[Task input]
————————

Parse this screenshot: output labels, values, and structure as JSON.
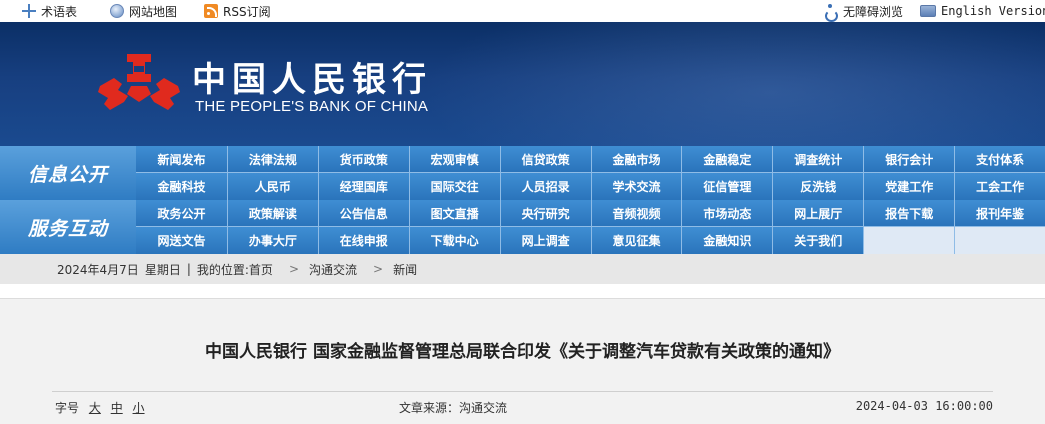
{
  "topbar": {
    "glossary": "术语表",
    "sitemap": "网站地图",
    "rss": "RSS订阅",
    "accessible": "无障碍浏览",
    "english": "English Version"
  },
  "banner": {
    "name_cn": "中国人民银行",
    "name_en": "THE PEOPLE'S BANK OF CHINA"
  },
  "nav": {
    "info": {
      "title": "信息公开",
      "row1": [
        "新闻发布",
        "法律法规",
        "货币政策",
        "宏观审慎",
        "信贷政策",
        "金融市场",
        "金融稳定",
        "调查统计",
        "银行会计",
        "支付体系"
      ],
      "row2": [
        "金融科技",
        "人民币",
        "经理国库",
        "国际交往",
        "人员招录",
        "学术交流",
        "征信管理",
        "反洗钱",
        "党建工作",
        "工会工作"
      ]
    },
    "service": {
      "title": "服务互动",
      "row1": [
        "政务公开",
        "政策解读",
        "公告信息",
        "图文直播",
        "央行研究",
        "音频视频",
        "市场动态",
        "网上展厅",
        "报告下载",
        "报刊年鉴"
      ],
      "row2": [
        "网送文告",
        "办事大厅",
        "在线申报",
        "下载中心",
        "网上调查",
        "意见征集",
        "金融知识",
        "关于我们"
      ]
    }
  },
  "breadcrumb": {
    "date": "2024年4月7日",
    "weekday": "星期日",
    "divider": "|",
    "location_label": "我的位置:",
    "items": [
      "首页",
      "沟通交流",
      "新闻"
    ],
    "sep": ">"
  },
  "article": {
    "title": "中国人民银行 国家金融监督管理总局联合印发《关于调整汽车贷款有关政策的通知》",
    "font_label": "字号",
    "font_large": "大",
    "font_medium": "中",
    "font_small": "小",
    "source": "文章来源：沟通交流",
    "datetime": "2024-04-03 16:00:00"
  }
}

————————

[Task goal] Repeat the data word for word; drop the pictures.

[Task solution]
Parse this screenshot: output labels, values, and structure as JSON.
{
  "topbar": {
    "glossary": "术语表",
    "sitemap": "网站地图",
    "rss": "RSS订阅",
    "accessible": "无障碍浏览",
    "english": "English Version"
  },
  "banner": {
    "name_cn": "中国人民银行",
    "name_en": "THE PEOPLE'S BANK OF CHINA"
  },
  "nav": {
    "info": {
      "title": "信息公开",
      "row1": [
        "新闻发布",
        "法律法规",
        "货币政策",
        "宏观审慎",
        "信贷政策",
        "金融市场",
        "金融稳定",
        "调查统计",
        "银行会计",
        "支付体系"
      ],
      "row2": [
        "金融科技",
        "人民币",
        "经理国库",
        "国际交往",
        "人员招录",
        "学术交流",
        "征信管理",
        "反洗钱",
        "党建工作",
        "工会工作"
      ]
    },
    "service": {
      "title": "服务互动",
      "row1": [
        "政务公开",
        "政策解读",
        "公告信息",
        "图文直播",
        "央行研究",
        "音频视频",
        "市场动态",
        "网上展厅",
        "报告下载",
        "报刊年鉴"
      ],
      "row2": [
        "网送文告",
        "办事大厅",
        "在线申报",
        "下载中心",
        "网上调查",
        "意见征集",
        "金融知识",
        "关于我们"
      ]
    }
  },
  "breadcrumb": {
    "date": "2024年4月7日",
    "weekday": "星期日",
    "divider": "|",
    "location_label": "我的位置:",
    "items": [
      "首页",
      "沟通交流",
      "新闻"
    ],
    "sep": ">"
  },
  "article": {
    "title": "中国人民银行 国家金融监督管理总局联合印发《关于调整汽车贷款有关政策的通知》",
    "font_label": "字号",
    "font_large": "大",
    "font_medium": "中",
    "font_small": "小",
    "source": "文章来源：沟通交流",
    "datetime": "2024-04-03 16:00:00"
  }
}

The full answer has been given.